David married Patricia Bradlaw in 1949, he highlighted his happy family life in his autobiography ‘Jacobs Ladder’ in 1963.
He was one of four regular presenters on Top of the Pops from 1964 to 1970. In the early 1970’s David hosted a television programme, Any Questions? and its companion programme, Any Answers?
David Jacobs had a traumatic personal life. His marriage fell apart and was dissolved in 1972 and his 19 year old son Jeremy was killed in a road accident in Israel while doing charity work.
In 1975 he married Caroline Munro his long-standing girlfriend, she and their friend Caroline Marsh died in a car accident on a mountain road in Spain when the couples were on holiday.
Soon after the tragedy David returned to Any Questions? with Richard Marsh (Chairman of British Rail) as a guest. Both considered the appearance as therapeutic, and as further therapy he wrote a book about their relationship, Caroline in 1978.
He was voted Radio Personality of the Year, in the same year and in 1984 he received a Sony award for his outstanding contribution to radio. He presented numerous Radio 2 programmes including a lunchtime series between 1985 and 1991, Melodies For You which ran for 12 years and latterly, The David Jacobs Collection aired on Sunday evenings, which took him into his seventh decade as a BBC presenter.
He hosted the return of the television parlour game, What’s My Line?, was a founder member of Capital Radio and presented travel programmes for Sky.
David Jacobs DL, CBE was appointed a Deputy Lieutenant for Greater London, in 1983. and became president of the Kingston-upon-Thames Royal British Legion the following year. He was awarded the CBE in 1996.

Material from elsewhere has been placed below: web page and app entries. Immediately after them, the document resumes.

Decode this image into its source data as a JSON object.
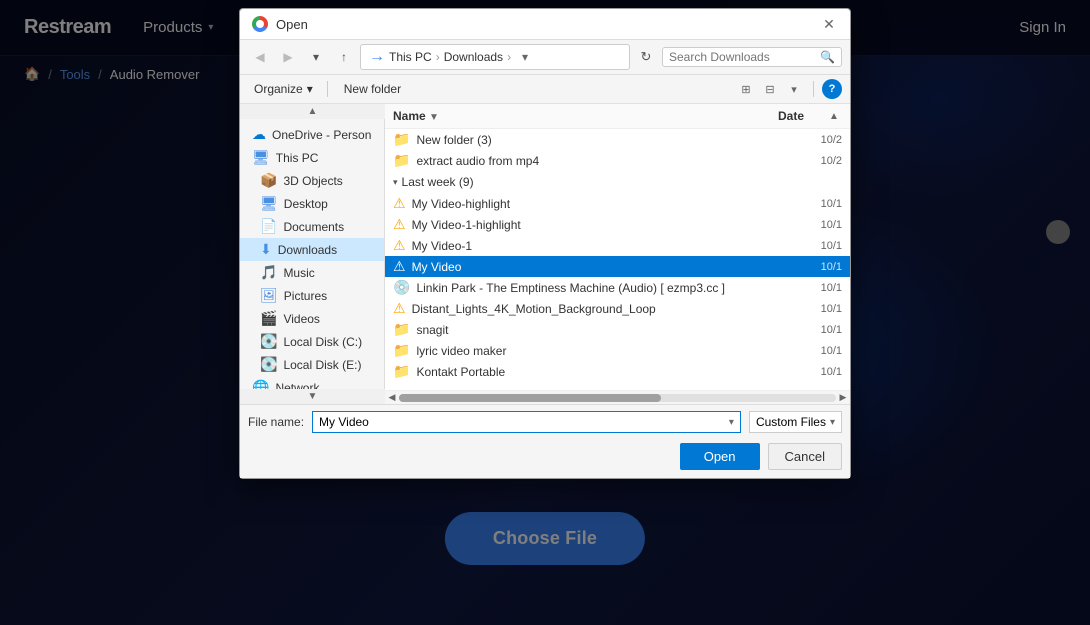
{
  "app": {
    "logo": "Restream",
    "nav": {
      "products_label": "Products",
      "signin_label": "Sign In"
    },
    "breadcrumb": {
      "home": "🏠",
      "tools": "Tools",
      "current": "Audio Remover"
    },
    "choose_file_label": "Choose File"
  },
  "dialog": {
    "title": "Open",
    "close_icon": "✕",
    "toolbar": {
      "back_icon": "←",
      "forward_icon": "→",
      "down_icon": "↓",
      "up_icon": "↑",
      "path_parts": [
        "This PC",
        "Downloads"
      ],
      "path_arrow": "→",
      "refresh_icon": "↻",
      "search_placeholder": "Search Downloads",
      "search_icon": "🔍"
    },
    "content_toolbar": {
      "organize_label": "Organize",
      "organize_chevron": "▾",
      "new_folder_label": "New folder",
      "view_icon1": "⊞",
      "view_icon2": "⊟",
      "help_label": "?"
    },
    "left_panel": {
      "items": [
        {
          "icon": "☁",
          "label": "OneDrive - Person",
          "selected": false,
          "id": "onedrive"
        },
        {
          "icon": "🖥",
          "label": "This PC",
          "selected": false,
          "id": "this-pc"
        },
        {
          "icon": "📦",
          "label": "3D Objects",
          "selected": false,
          "id": "3d-objects",
          "indent": true
        },
        {
          "icon": "🖥",
          "label": "Desktop",
          "selected": false,
          "id": "desktop",
          "indent": true
        },
        {
          "icon": "📄",
          "label": "Documents",
          "selected": false,
          "id": "documents",
          "indent": true
        },
        {
          "icon": "⬇",
          "label": "Downloads",
          "selected": true,
          "id": "downloads",
          "indent": true
        },
        {
          "icon": "🎵",
          "label": "Music",
          "selected": false,
          "id": "music",
          "indent": true
        },
        {
          "icon": "🖼",
          "label": "Pictures",
          "selected": false,
          "id": "pictures",
          "indent": true
        },
        {
          "icon": "🎬",
          "label": "Videos",
          "selected": false,
          "id": "videos",
          "indent": true
        },
        {
          "icon": "💽",
          "label": "Local Disk (C:)",
          "selected": false,
          "id": "local-disk-c",
          "indent": true
        },
        {
          "icon": "💽",
          "label": "Local Disk (E:)",
          "selected": false,
          "id": "local-disk-e",
          "indent": true
        },
        {
          "icon": "🌐",
          "label": "Network",
          "selected": false,
          "id": "network"
        }
      ]
    },
    "right_panel": {
      "col_name": "Name",
      "col_date": "Date",
      "recent_header": "▾  Last week (9)",
      "files_top": [
        {
          "icon": "📁",
          "label": "New folder (3)",
          "date": "10/2"
        },
        {
          "icon": "📁",
          "label": "extract audio from mp4",
          "date": "10/2"
        }
      ],
      "files": [
        {
          "icon": "⚠",
          "label": "My Video-highlight",
          "date": "10/1",
          "selected": false,
          "icon_color": "orange"
        },
        {
          "icon": "⚠",
          "label": "My Video-1-highlight",
          "date": "10/1",
          "selected": false,
          "icon_color": "orange"
        },
        {
          "icon": "⚠",
          "label": "My Video-1",
          "date": "10/1",
          "selected": false,
          "icon_color": "orange"
        },
        {
          "icon": "⚠",
          "label": "My Video",
          "date": "10/1",
          "selected": true,
          "icon_color": "orange"
        },
        {
          "icon": "💿",
          "label": "Linkin Park - The Emptiness Machine (Audio) [ ezmp3.cc ]",
          "date": "10/1",
          "selected": false
        },
        {
          "icon": "⚠",
          "label": "Distant_Lights_4K_Motion_Background_Loop",
          "date": "10/1",
          "selected": false,
          "icon_color": "orange"
        },
        {
          "icon": "📁",
          "label": "snagit",
          "date": "10/1",
          "selected": false
        },
        {
          "icon": "📁",
          "label": "lyric video maker",
          "date": "10/1",
          "selected": false
        },
        {
          "icon": "📁",
          "label": "Kontakt Portable",
          "date": "10/1",
          "selected": false
        }
      ]
    },
    "bottom": {
      "filename_label": "File name:",
      "filename_value": "My Video",
      "filetype_label": "Custom Files",
      "open_label": "Open",
      "cancel_label": "Cancel"
    }
  }
}
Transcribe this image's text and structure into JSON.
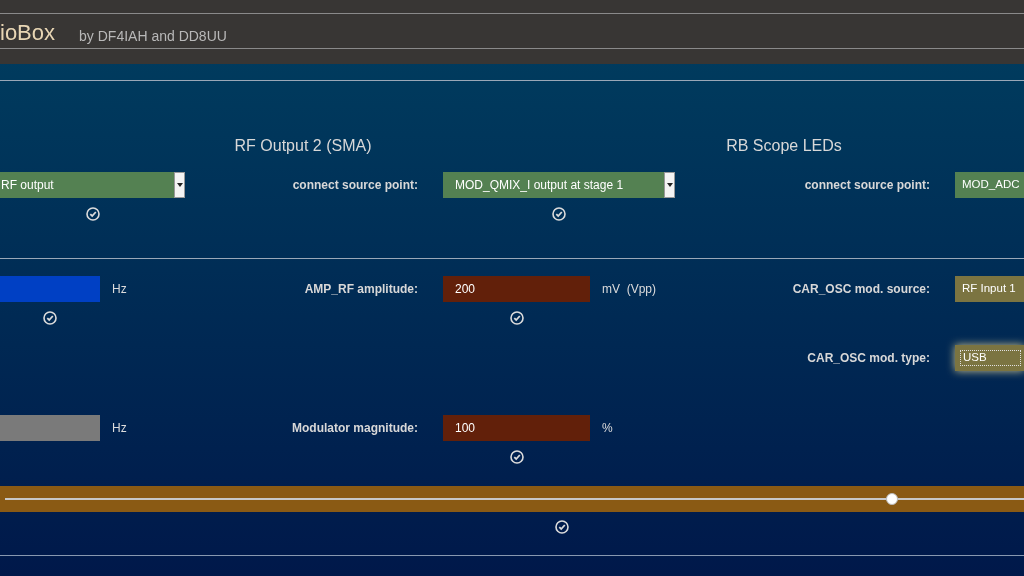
{
  "header": {
    "title": "ioBox",
    "subtitle": "by DF4IAH and DD8UU"
  },
  "sections": [
    {
      "heading": "RF Output 2 (SMA)"
    },
    {
      "heading": "RB Scope LEDs"
    }
  ],
  "rows": [
    {
      "c1": {
        "kind": "dropdown",
        "value": "RF output",
        "color": "#548152",
        "confirm_icon": true
      },
      "l2": "connect source point:",
      "c2": {
        "kind": "dropdown",
        "value": "MOD_QMIX_I output at stage 1",
        "color": "#548152",
        "confirm_icon": true
      },
      "l3": "connect source point:",
      "c3": {
        "kind": "choice",
        "value": "MOD_ADC",
        "color": "#548152"
      }
    },
    {
      "c1": {
        "kind": "input",
        "color": "#0040c4",
        "unit": "Hz",
        "confirm_icon": true
      },
      "l2": "AMP_RF amplitude:",
      "c2": {
        "kind": "input",
        "value": "200",
        "color": "#62200a",
        "unit": "mV  (Vpp)",
        "confirm_icon": true
      },
      "l3": "CAR_OSC mod. source:",
      "c3": {
        "kind": "choice",
        "value": "RF Input 1",
        "color": "#7b7441"
      }
    },
    {
      "l3": "CAR_OSC mod. type:",
      "c3": {
        "kind": "choice",
        "value": "USB",
        "color": "#7b7441",
        "focused": true
      }
    },
    {
      "c1": {
        "kind": "input",
        "color": "#7a7a7a",
        "unit": "Hz"
      },
      "l2": "Modulator magnitude:",
      "c2": {
        "kind": "input",
        "value": "100",
        "color": "#62200a",
        "unit": "%",
        "confirm_icon": true
      }
    }
  ],
  "slider": {
    "level": 0.87,
    "color": "#8a5a14",
    "confirm_icon": true
  }
}
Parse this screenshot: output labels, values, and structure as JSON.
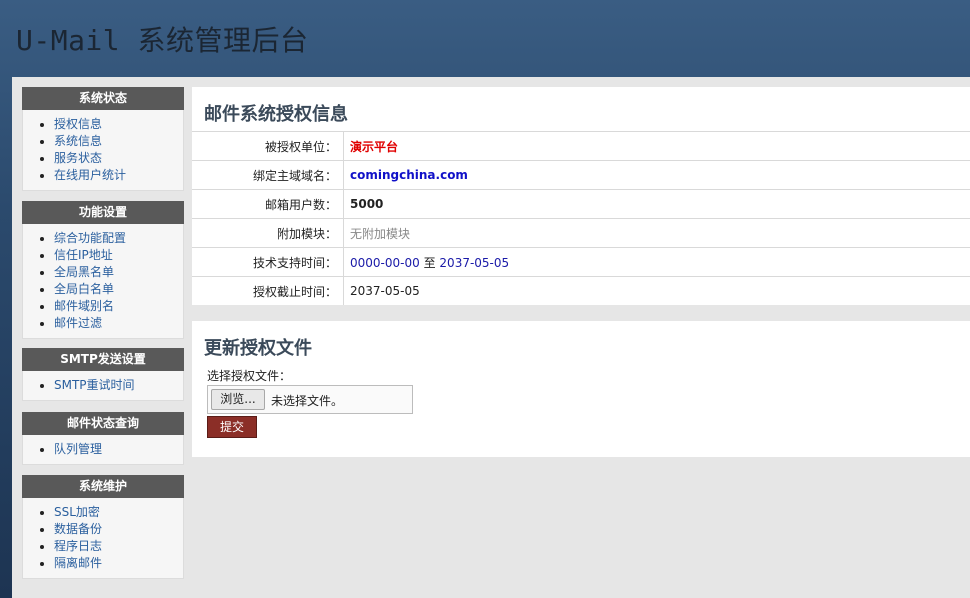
{
  "header": {
    "title": "U-Mail 系统管理后台"
  },
  "sidebar": [
    {
      "title": "系统状态",
      "items": [
        "授权信息",
        "系统信息",
        "服务状态",
        "在线用户统计"
      ]
    },
    {
      "title": "功能设置",
      "items": [
        "综合功能配置",
        "信任IP地址",
        "全局黑名单",
        "全局白名单",
        "邮件域别名",
        "邮件过滤"
      ]
    },
    {
      "title": "SMTP发送设置",
      "items": [
        "SMTP重试时间"
      ]
    },
    {
      "title": "邮件状态查询",
      "items": [
        "队列管理"
      ]
    },
    {
      "title": "系统维护",
      "items": [
        "SSL加密",
        "数据备份",
        "程序日志",
        "隔离邮件"
      ]
    }
  ],
  "license": {
    "title": "邮件系统授权信息",
    "rows": [
      {
        "label": "被授权单位：",
        "value": "演示平台"
      },
      {
        "label": "绑定主域域名：",
        "value": "comingchina.com"
      },
      {
        "label": "邮箱用户数：",
        "value": "5000"
      },
      {
        "label": "附加模块：",
        "value": "无附加模块"
      },
      {
        "label": "技术支持时间：",
        "from": "0000-00-00",
        "sep": "至",
        "to": "2037-05-05"
      },
      {
        "label": "授权截止时间：",
        "value": "2037-05-05"
      }
    ]
  },
  "update": {
    "title": "更新授权文件",
    "file_label": "选择授权文件：",
    "browse_label": "浏览...",
    "no_file_text": "未选择文件。",
    "submit_label": "提交"
  },
  "colors": {
    "accent_red": "#e00000",
    "link_blue": "#2a5f9e",
    "button_red": "#8b2e27"
  }
}
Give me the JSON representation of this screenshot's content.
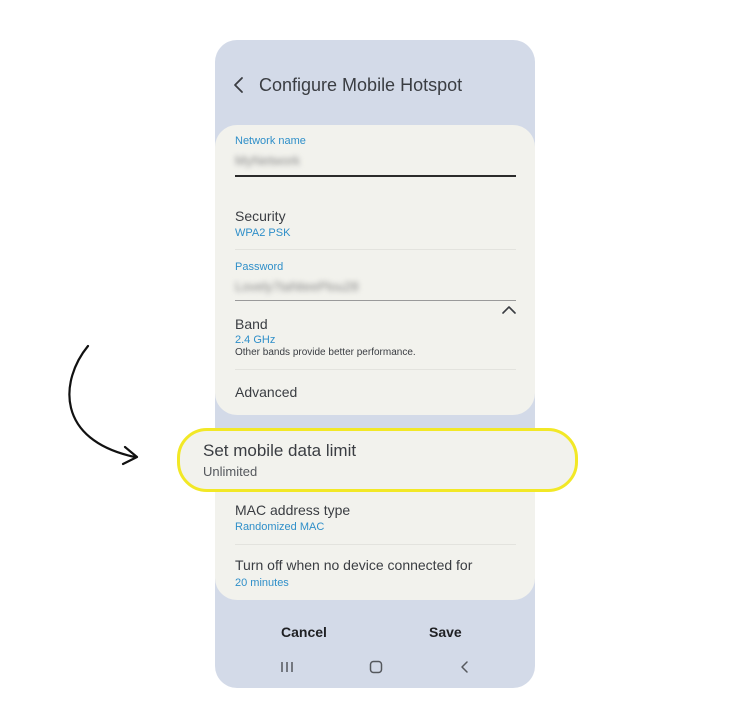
{
  "header": {
    "title": "Configure Mobile Hotspot",
    "back_icon": "chevron-left-icon"
  },
  "network": {
    "label": "Network name",
    "value": "MyNetwork"
  },
  "security": {
    "title": "Security",
    "value": "WPA2 PSK"
  },
  "password": {
    "label": "Password",
    "value": "Lovely7taNteePlou28"
  },
  "band": {
    "title": "Band",
    "value": "2.4 GHz",
    "note": "Other bands provide better performance."
  },
  "advanced": {
    "title": "Advanced",
    "icon": "chevron-up-icon"
  },
  "data_limit": {
    "title": "Set mobile data limit",
    "value": "Unlimited"
  },
  "mac": {
    "title": "MAC address type",
    "value": "Randomized MAC"
  },
  "timeout": {
    "title": "Turn off when no device connected for",
    "value": "20 minutes"
  },
  "footer": {
    "cancel_label": "Cancel",
    "save_label": "Save"
  },
  "nav": {
    "recents_icon": "recents-icon",
    "home_icon": "home-icon",
    "back_icon": "back-icon"
  },
  "colors": {
    "accent": "#2f8fc9",
    "highlight_border": "#f2e826",
    "phone_bg": "#d3dae8",
    "card_bg": "#f2f2ed"
  }
}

He was both a brilliant organiser and a natural chairman. He did significant charity work for the Stars Organisation for Spastics, the RSPCA and, many other organisations. David was also a patron for the Dame Vera Lynn Trust for Children with Cerebral Palsy, based in Five Oaks, near Billingshurst.
He announced his failing health on the Radio in July 2013 and his final programme of ‘The David Jacobs Collection’ was broadcast 4th August, just a month before in died he had suffered with liver cancer and Parkinson’s disease for some time.
David Jacobs was loved and admired. Everything about him as a broadcaster was polished and immaculate: the smooth voice, the smartly-cut single-colour blazers with brass buttons and the sharply-creased trousers, the military stance.
Juke Box Jury
An interview with David Jacobs